Pierreville, Nicolet-Yamaska, Quebec, New France, Canada
Fort Crevier monument.JPG
Site information
Controlled by France
Site history
Built 1687
Battles/wars French and Indian War
Official name: Fort Crevier National Historic Site of Canada
Designated: 1920

Fort Crevier is a French fort built near the Saint-François River in Quebec.

In 1687, near Saint-François-du-Lac, this fort was built by Jean Crevier. It was also known as Fort Saint-François. The fort's purpose was to defend the French inhabitants in the region against Iroquois attacks encouraged by the British. It was attacked by the Iroquois in November 1689, and again in August 1693, when Crevier was killed. The fort became an integral part of the Abenaki village of Saint-François in 1700, and was abandoned following the end of hostilities with the Iroquois in 1701.[1] The village was destroyed on 4 October 1759 by Rogers' Rangers (under Major Robert Rogers). The population was decimated. The village became Odanak afterwards.

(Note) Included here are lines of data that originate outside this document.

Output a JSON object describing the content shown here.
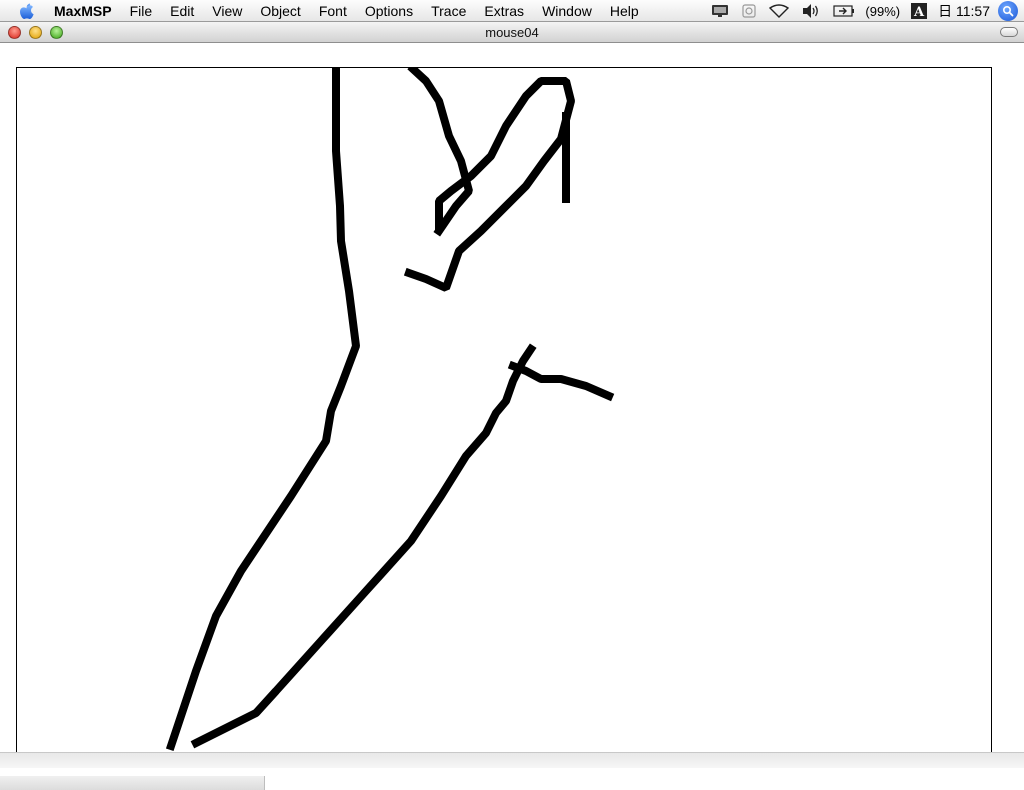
{
  "menubar": {
    "apple_icon": "apple-icon",
    "items": [
      {
        "label": "MaxMSP",
        "app": true
      },
      {
        "label": "File"
      },
      {
        "label": "Edit"
      },
      {
        "label": "View"
      },
      {
        "label": "Object"
      },
      {
        "label": "Font"
      },
      {
        "label": "Options"
      },
      {
        "label": "Trace"
      },
      {
        "label": "Extras"
      },
      {
        "label": "Window"
      },
      {
        "label": "Help"
      }
    ],
    "status": {
      "battery_percent": "(99%)",
      "clock": "日 11:57",
      "input_menu_letter": "A"
    }
  },
  "window": {
    "title": "mouse04",
    "drawing": {
      "stroke_color": "#000000",
      "background_color": "#ffffff",
      "strokes": 5
    }
  }
}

It was designated a National Historic Site of Canada in 1920. A monument commemorating the fort was put in place by the Historic Sites and Monuments Board of Canada and unveiled in June 1939.[2][3]

See also[edit]

References[edit]

  1. ^ René Chartrand (2013). The Forts of New France in Northeast America 1600-1763, ISBN 1-4728-0318-3
  2. ^ "Monument is Unveiled". The Montreal Gazette. 26 June 1939. Retrieved 30 August 2013. 
  3. ^ This article incorporates information from the corresponding article in the French Wikipedia

External links[edit]

46°6′12″N 72°52′43″W / 46.10333°N 72.87861°W / 46.10333; -72.87861